Trent Falkner with L&M Cos. in Raleigh, NC, said his company’s New Mexico deal has about another four weeks to go. Right now, he said on July 19, onion sizes are running colossal and super, with a good supply of jumbos as well. “The sizes will get smaller as we continue,” he said. “The red onion deal is good now on jumbos, and we have a good supply of those. Pricing is better on mediums in all colors.” He said medium yellows brought $10, the same as jumbos. Trent also said jumbo whites are in good supply, and he added, “We’re out of medium whites.”
Dale DeBerry with AllVeg Sales in Bourne, TX, told us on July 19 he had finished up his Durango deal sooner than originally expected. “We finished Durango early and are waiting on product from Baja CA,” Dale said.
Robert Bell provided photos of Willow Springs, CA. Antelope Valley. A cool video of the area will be posted next week.
Larry Bauman with L&L Ag. Production in Othello, WA, said on July 19 that his operation began harvest on July 18. “We started harvesting our transplants yesterday and the onions look good,” Larry said. “As far as crop progress, the southern end of the state may be a little further ahead on the direct seeded onions, but all areas have had good growing weather and everything is coming along nicely.”
Trent Falkner with L&M Cos. in Raleigh, NC, said on July 19 the Hermiston and Umatilla crops will start in mid-August, with yellows shipping first. “We’ll get into all colors and sizes as the season progresses,” he said.
Mackenzie Mills with River Point Farms shared these recent photos of Jonathan Miller, Fresh Pack Plant Manager and his kids Kellen and Brooklyn.

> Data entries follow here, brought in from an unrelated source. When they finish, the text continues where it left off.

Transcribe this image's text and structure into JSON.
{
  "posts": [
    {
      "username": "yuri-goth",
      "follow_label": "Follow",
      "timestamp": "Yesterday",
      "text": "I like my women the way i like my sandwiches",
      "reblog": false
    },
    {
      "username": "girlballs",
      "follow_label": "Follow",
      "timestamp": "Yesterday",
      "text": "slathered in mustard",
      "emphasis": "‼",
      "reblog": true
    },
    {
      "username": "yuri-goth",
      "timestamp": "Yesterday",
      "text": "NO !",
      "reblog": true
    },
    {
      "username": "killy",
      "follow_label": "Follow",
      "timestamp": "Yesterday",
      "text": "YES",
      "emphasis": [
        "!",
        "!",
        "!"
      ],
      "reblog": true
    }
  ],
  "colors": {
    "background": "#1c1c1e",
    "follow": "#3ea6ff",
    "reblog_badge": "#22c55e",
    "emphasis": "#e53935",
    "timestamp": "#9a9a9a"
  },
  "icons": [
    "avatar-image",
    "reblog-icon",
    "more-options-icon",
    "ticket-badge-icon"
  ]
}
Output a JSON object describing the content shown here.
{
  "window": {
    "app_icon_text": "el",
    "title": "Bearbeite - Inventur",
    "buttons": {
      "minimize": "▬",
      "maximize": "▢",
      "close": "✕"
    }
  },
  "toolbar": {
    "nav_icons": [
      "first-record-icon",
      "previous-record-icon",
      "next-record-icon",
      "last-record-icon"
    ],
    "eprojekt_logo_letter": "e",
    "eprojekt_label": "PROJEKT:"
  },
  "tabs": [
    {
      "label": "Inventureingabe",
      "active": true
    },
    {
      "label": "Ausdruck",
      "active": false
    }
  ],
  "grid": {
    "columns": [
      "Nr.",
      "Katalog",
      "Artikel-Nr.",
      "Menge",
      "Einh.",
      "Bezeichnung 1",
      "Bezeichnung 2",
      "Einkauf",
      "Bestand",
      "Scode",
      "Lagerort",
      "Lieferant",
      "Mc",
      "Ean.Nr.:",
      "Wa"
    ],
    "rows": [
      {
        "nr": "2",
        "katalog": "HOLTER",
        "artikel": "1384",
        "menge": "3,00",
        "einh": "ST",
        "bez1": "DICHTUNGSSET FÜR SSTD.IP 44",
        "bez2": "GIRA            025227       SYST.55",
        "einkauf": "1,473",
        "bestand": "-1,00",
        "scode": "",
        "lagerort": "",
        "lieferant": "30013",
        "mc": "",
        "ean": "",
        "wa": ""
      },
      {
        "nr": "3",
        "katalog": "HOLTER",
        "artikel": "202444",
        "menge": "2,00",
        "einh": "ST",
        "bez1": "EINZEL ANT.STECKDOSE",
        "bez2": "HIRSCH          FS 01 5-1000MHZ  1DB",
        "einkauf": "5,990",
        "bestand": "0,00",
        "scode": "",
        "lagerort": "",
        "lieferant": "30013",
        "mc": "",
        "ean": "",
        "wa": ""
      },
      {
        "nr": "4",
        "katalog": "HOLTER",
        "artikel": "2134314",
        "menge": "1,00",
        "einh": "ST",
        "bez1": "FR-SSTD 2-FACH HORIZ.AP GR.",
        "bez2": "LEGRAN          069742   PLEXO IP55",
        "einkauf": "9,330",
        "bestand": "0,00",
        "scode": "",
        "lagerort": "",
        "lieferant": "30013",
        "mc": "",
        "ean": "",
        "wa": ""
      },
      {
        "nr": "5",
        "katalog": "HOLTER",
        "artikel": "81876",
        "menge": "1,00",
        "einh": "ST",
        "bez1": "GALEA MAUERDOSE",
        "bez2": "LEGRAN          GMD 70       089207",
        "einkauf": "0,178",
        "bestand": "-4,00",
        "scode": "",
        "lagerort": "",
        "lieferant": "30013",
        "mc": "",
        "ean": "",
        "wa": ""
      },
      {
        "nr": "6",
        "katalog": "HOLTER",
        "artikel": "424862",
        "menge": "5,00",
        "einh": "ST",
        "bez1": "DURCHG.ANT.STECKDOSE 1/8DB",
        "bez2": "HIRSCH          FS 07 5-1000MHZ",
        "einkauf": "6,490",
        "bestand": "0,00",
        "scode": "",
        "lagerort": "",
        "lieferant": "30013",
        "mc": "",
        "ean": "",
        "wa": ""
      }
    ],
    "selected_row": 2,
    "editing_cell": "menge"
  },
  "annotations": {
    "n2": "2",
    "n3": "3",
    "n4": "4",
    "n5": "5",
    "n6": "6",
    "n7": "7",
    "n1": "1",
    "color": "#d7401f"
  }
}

Making this season a family affair.
Ashley Robertson with Fort Boise Produce in Parma, ID, said on July 19 that weather conditions have been good in the Treasure Valley, but she added the company’s crop is still running a couple of weeks behind, and she expects to start the season around Sept. 1.
Tiffany Cruickshank with Snake River Produce Co. in Nyssa, OR provided recent crop photos showing good crop progress.
Ryan Fagerberg with Fagerberg Farms/Fagerberg Produce in Eaton told us on July 15 the crop was looking very good, and he expects an Aug. 1 start to the harvest. “Everything is good,” he said, adding that severe weather earlier in the week had been mainly to the south of his area.
Trent Falkner with L&M Cos. in Raleigh, NC, said the Ulysses crop will start in late August.
Barry Vculek with Four Star Ag in Oakes, ND, said that North Dakota has received warm weather this season. “The warmer weather has been good for the crop,” Barry said. “We are going to start in mid August.” Barry said that this year’s crop is average on size profile.
Doug Bulgrin with Gumz Farms in Endeavor, WI, said that the weather has been good and the crop is in good shape. “Everything looks to be on track,” Doug said. “We just have to see how the next several weeks goes with the weather.”
Jon Meyer with Market Brothers reports that the Michigan crop looks very good. “Lately, its been cooler but overall we’ve had good weather this growing season,” Jon said. “Looks like it will be a good crop but the next three weeks will be crucial.”